Here we go again. Another school year coming full of unanswered questions. How bad will this get? Will we be in masks all year? Or at some point? Will schools completely shut down again and (gulp) the dreaded online schooling show back up?
Literally thinking about all of that brings a pit to my stomach. Guys, I am just not sure I can handle going through all of this again. I don’t want to!
But, I realize it is also something that I cannot control right now. Sure, I could jump on one side or the other and fight for what I believe in – attempt to make a difference. But, honestly, I don’t have the willpower or time for that. And frankly, complaining about it constantly does nothing to help the situation.
In fact, what I noticed more than ever is that there are little ears listening and mimicking our reactions to this entire situation. Seriously, I have met some children who are so outraged about wearing or not wearing a mask, that they cannot possibly be enjoying the glory years of just being a kid.
After the craziness of the last year and a half, my babies have already had to learn and deal with some grown-up things. And I certainly don’t want to be the one dumping more worries on them. So, when we recently went back to wearing masks at work, I pulled out my masks, put one on and didn’t make a big deal about it.
Because, in their lives, there are going to be plenty of things out of their control – times where they cannot whine their way through it – where they have to figure out how to manage the situation. And I am not talking about harmful situations where they need to fight for change. I am talking about times where it really just is what it is and they have to accept it.
And my hope is that they realize that if they cannot control the situation around them, that they can still control their attitude about it. As the wonderful Maya Angelou said, “if you don’t like something, change it. If you cannot change it, change your attitude.”
Before bed this week, I started talking to my girls about what we may expect this school year.
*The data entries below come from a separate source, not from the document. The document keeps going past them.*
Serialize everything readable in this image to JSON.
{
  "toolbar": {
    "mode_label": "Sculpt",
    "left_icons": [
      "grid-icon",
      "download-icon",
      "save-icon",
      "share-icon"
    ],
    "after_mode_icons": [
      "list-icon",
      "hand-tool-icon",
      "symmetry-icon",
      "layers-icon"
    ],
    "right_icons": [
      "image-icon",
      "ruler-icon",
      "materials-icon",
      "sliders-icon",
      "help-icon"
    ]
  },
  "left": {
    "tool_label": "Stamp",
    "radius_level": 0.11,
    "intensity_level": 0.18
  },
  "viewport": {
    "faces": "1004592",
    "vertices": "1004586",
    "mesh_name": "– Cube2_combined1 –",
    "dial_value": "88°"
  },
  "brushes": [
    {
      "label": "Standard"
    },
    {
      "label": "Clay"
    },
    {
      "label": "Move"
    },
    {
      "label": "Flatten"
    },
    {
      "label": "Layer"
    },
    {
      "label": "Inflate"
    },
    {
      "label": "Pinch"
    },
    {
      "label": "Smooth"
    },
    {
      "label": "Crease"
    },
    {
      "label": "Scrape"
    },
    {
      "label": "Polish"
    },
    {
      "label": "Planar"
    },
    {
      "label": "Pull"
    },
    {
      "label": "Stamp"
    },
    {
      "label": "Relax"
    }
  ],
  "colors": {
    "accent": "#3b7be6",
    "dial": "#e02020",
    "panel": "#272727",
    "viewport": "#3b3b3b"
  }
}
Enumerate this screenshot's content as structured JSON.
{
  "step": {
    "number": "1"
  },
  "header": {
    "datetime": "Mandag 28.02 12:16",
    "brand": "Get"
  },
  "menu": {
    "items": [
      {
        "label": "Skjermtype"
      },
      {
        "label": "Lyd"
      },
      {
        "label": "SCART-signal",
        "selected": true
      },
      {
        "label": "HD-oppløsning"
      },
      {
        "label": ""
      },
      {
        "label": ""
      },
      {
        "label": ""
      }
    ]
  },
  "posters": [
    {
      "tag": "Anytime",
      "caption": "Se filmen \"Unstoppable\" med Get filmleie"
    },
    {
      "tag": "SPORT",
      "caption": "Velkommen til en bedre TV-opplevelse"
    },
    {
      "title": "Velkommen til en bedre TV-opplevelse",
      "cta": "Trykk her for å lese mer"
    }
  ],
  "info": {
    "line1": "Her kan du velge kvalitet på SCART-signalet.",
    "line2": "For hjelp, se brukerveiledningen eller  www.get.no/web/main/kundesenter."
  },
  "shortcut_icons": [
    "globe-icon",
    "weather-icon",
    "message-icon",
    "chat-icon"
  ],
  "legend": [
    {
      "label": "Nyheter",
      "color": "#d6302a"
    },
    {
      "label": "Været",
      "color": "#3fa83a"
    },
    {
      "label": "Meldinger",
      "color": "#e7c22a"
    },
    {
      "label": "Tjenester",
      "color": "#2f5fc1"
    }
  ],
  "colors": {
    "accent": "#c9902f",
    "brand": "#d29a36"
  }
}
Together, we discussed that masks are mandatory on the bus – which to my surprise, they already knew. (Neighborhood kids beat me to it). Then we talked about how masks are optional at school for now but may become mandatory as well.
Because of so many unknowns (and being in a situation somewhat the same these last few years), I told them that it is even possible that they could get sent home and have to deal with the meanest teacher of all – me – which they of course giggled at.
Then, Maylie went on shrieking in excitement that she could not wait to find out who her teacher was, and Reagan was ecstatic that, at least for now, she didn’t have to wear a mask all of the time. And that was that.
Do they want to wear masks? No. Do they want to keep a distance from their peers? Nope. Do they want to potentially be taught by the crazy lady who lives with them and absolutely is not a good teacher? No way.
But they also know that it is where we are today and there is nothing that can change it. Complaining to my children (or around them) about how awful it is that we have to wear masks at all or how irresponsible it is that we are not wearing masks all the time, only teaches them to have a negative attitude toward situations around them that they cannot control.
Yes, we are all over the fact that this is still lingering, that people are again getting sick, that our babies again have to go back to masks. And while it stinks that we are going through this again, we have the opportunity, this time, to teach our kids how to deal with adversity in the way that they manage their attitudes.
Even thinking about going through what we went through and it possibly coming back again makes me want to go into a full-blown feet-stomping tantrum. But honestly, what good does that do? Teaching my kids to complain about things they can’t control does absolutely nothing for the issue at hand.
Because at times in life, they are going to be dealt an awful hand. Regardless, those are their cards to play. They may as well show up with their game faces on and an unstoppable positive attitude. Winning isn’t always actually reflected in the score, instead it is often calculated in the way that they handle their attitude while playing the hand in front of them.
Sarah (Pitson) Shrader was born and raised in Lima. She is a Lima Central Catholic and Tiffin University graduate. Sarah is a full-time working mama who enjoys writing about her somewhat crazy, always adventurous life as a mother. She lives in Bath Township with her daughters and writing inspirations, Maylie and Reagan.